== EXTRACTED RECORDS

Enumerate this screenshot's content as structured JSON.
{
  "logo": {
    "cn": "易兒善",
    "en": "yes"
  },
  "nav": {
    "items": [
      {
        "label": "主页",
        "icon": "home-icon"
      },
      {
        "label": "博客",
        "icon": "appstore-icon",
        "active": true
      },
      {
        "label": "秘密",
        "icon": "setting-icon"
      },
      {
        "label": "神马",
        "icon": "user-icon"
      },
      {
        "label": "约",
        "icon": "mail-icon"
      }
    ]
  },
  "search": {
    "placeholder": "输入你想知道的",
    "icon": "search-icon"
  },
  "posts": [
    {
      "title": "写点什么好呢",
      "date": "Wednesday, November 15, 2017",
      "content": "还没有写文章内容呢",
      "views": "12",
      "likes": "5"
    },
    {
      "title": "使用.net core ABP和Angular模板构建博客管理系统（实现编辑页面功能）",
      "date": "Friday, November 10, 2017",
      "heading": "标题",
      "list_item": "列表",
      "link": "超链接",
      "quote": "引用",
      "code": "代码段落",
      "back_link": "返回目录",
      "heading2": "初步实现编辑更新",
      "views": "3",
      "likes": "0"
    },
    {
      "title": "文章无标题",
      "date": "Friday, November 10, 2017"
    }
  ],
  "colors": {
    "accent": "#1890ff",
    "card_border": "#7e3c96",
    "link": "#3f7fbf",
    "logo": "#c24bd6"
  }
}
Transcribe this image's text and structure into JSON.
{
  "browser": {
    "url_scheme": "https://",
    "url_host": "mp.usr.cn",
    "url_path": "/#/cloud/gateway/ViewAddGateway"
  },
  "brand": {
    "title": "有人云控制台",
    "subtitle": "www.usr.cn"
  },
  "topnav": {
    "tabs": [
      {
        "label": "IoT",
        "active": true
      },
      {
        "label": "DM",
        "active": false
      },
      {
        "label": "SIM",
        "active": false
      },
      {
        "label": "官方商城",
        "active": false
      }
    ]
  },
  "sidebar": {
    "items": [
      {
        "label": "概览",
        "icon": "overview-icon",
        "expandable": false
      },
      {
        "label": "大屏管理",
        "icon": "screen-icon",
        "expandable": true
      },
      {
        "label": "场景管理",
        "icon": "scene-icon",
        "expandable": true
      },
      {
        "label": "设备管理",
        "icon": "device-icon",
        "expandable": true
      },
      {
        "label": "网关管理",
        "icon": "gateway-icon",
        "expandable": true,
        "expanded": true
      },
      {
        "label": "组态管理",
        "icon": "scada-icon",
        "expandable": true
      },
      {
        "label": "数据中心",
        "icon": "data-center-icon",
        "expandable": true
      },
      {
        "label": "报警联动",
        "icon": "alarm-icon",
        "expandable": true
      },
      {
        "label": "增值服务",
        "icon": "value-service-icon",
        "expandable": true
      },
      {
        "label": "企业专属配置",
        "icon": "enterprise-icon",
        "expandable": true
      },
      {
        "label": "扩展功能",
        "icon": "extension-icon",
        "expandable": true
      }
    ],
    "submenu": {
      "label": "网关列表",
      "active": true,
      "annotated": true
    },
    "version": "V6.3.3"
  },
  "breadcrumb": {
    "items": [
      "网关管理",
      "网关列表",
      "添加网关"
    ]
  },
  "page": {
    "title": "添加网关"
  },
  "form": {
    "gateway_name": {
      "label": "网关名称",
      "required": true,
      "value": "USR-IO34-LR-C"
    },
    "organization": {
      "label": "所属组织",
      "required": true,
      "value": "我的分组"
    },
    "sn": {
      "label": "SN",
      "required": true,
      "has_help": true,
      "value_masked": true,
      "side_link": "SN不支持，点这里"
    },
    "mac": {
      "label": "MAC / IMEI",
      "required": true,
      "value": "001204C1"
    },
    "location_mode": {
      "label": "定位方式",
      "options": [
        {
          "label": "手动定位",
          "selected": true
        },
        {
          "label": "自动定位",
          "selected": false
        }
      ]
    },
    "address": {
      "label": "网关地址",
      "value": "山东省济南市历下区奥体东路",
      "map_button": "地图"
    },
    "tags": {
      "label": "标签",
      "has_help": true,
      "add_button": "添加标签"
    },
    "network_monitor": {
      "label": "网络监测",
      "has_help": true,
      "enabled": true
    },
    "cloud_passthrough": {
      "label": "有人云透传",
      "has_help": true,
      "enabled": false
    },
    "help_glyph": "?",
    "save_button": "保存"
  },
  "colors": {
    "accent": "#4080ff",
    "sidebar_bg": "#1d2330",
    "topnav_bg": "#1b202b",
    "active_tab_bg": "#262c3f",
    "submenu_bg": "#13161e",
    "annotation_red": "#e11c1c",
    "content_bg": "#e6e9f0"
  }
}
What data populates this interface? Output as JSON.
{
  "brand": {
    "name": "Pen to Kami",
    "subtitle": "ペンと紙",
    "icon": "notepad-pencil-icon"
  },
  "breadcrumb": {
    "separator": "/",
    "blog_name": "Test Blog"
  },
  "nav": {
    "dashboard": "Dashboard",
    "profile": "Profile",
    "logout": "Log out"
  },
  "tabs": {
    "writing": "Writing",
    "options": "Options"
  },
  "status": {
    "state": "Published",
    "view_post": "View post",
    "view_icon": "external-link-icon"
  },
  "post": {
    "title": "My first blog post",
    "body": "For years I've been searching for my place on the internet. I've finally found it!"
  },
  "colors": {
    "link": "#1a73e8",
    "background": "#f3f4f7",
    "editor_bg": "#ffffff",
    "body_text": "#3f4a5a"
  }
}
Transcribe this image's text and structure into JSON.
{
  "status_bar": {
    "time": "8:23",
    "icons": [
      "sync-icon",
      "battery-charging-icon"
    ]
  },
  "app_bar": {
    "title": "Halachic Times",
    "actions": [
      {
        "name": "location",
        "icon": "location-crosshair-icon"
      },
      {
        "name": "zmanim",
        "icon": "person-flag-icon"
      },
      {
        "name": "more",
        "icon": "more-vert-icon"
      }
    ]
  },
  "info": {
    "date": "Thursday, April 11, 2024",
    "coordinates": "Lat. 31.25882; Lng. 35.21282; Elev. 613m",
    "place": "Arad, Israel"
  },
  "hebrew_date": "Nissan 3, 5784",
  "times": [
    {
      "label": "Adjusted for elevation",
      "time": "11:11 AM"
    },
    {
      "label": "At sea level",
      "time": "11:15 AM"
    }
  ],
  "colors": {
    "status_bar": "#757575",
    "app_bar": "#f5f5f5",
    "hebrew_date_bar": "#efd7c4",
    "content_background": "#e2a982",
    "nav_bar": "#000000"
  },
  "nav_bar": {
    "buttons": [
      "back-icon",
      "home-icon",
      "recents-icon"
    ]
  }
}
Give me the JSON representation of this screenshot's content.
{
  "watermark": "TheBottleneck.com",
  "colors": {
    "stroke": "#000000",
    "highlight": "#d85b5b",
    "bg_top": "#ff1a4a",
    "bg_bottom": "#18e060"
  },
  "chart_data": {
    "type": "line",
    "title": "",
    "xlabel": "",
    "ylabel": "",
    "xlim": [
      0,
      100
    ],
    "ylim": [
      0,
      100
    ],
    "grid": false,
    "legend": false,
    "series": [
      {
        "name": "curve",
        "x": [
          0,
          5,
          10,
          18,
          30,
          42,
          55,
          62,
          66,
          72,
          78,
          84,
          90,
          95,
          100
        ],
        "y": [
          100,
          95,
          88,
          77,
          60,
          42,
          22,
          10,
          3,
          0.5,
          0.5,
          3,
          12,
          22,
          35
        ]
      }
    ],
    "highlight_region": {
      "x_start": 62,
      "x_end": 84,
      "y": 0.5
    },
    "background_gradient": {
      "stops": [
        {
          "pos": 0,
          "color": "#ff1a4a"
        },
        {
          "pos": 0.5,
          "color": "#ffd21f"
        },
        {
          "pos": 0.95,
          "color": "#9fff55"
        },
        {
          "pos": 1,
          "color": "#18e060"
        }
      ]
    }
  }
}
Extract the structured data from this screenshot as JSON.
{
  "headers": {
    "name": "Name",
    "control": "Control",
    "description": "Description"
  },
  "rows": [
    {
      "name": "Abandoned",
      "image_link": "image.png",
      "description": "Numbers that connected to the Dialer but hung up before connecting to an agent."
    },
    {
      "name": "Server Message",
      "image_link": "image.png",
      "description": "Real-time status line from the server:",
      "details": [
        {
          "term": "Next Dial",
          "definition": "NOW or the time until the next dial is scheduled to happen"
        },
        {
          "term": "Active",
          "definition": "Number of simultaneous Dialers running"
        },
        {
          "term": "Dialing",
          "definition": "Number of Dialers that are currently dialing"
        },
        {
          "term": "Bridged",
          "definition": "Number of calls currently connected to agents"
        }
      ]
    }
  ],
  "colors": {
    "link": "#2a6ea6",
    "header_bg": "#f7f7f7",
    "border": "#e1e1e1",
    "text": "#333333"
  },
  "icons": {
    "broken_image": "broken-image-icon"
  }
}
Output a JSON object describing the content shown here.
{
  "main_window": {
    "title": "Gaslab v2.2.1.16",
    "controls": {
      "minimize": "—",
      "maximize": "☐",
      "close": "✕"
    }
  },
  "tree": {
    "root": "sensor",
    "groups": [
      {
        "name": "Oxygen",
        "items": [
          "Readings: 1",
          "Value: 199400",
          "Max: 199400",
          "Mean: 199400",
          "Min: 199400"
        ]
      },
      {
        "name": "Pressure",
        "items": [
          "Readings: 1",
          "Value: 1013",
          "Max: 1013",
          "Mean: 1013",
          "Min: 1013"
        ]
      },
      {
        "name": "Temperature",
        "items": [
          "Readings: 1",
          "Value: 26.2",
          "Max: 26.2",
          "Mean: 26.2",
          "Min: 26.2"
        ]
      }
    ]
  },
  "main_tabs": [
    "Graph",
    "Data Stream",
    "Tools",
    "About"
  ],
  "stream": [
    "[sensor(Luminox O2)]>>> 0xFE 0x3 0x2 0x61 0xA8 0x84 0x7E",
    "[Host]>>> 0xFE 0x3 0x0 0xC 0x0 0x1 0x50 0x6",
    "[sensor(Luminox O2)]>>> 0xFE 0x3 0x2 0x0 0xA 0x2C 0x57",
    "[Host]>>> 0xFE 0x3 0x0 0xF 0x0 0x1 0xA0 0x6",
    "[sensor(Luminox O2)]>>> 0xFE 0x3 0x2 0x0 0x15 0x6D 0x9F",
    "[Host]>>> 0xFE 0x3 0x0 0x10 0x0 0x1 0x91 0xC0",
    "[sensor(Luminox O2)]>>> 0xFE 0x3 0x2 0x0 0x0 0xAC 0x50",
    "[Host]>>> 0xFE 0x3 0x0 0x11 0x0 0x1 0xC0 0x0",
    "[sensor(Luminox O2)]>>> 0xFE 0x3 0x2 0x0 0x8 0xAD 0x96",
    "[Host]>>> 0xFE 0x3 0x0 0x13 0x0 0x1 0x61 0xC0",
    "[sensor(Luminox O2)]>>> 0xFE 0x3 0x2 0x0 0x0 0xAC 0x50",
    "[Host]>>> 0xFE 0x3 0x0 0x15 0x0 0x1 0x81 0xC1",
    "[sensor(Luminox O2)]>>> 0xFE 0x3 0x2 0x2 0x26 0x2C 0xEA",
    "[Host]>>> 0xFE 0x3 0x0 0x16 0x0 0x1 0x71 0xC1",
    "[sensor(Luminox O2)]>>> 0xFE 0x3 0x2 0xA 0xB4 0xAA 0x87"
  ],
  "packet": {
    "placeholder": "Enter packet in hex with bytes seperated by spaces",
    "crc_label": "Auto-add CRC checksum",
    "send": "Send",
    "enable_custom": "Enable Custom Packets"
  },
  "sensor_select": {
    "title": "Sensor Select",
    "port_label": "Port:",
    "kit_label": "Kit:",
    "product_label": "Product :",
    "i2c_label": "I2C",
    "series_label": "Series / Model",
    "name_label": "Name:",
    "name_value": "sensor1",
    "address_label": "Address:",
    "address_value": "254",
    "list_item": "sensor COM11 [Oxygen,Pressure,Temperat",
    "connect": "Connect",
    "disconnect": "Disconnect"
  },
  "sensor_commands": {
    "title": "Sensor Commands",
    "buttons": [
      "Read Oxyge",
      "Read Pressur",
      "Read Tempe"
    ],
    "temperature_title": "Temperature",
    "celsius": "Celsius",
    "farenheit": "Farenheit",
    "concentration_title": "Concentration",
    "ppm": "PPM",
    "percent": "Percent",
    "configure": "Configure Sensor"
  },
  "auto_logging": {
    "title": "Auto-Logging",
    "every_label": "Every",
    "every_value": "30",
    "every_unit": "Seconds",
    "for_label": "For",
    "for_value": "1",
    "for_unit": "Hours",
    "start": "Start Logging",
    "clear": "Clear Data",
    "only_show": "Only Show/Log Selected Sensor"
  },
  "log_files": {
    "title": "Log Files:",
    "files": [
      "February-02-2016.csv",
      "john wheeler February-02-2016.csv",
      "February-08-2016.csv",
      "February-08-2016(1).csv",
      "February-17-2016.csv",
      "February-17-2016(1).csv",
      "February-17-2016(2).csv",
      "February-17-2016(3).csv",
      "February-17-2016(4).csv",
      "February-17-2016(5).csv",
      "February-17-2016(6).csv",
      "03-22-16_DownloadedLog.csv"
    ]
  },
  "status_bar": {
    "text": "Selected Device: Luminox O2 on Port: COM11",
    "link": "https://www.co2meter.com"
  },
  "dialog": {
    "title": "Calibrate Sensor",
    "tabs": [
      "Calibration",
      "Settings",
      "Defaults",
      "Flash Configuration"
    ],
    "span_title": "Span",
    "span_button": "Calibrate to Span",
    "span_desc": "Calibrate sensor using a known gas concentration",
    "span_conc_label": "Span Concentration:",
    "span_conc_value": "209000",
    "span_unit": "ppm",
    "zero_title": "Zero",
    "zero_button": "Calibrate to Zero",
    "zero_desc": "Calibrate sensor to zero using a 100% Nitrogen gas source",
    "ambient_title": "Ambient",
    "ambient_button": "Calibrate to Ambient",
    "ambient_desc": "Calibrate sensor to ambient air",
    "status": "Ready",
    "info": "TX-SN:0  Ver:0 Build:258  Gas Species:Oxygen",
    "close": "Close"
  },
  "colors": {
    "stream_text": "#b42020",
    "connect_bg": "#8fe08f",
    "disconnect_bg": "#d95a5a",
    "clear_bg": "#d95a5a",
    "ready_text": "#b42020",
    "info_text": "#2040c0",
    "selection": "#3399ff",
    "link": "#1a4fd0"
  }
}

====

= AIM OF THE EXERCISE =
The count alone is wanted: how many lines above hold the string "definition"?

= RESPONSE TO THE TASK =
4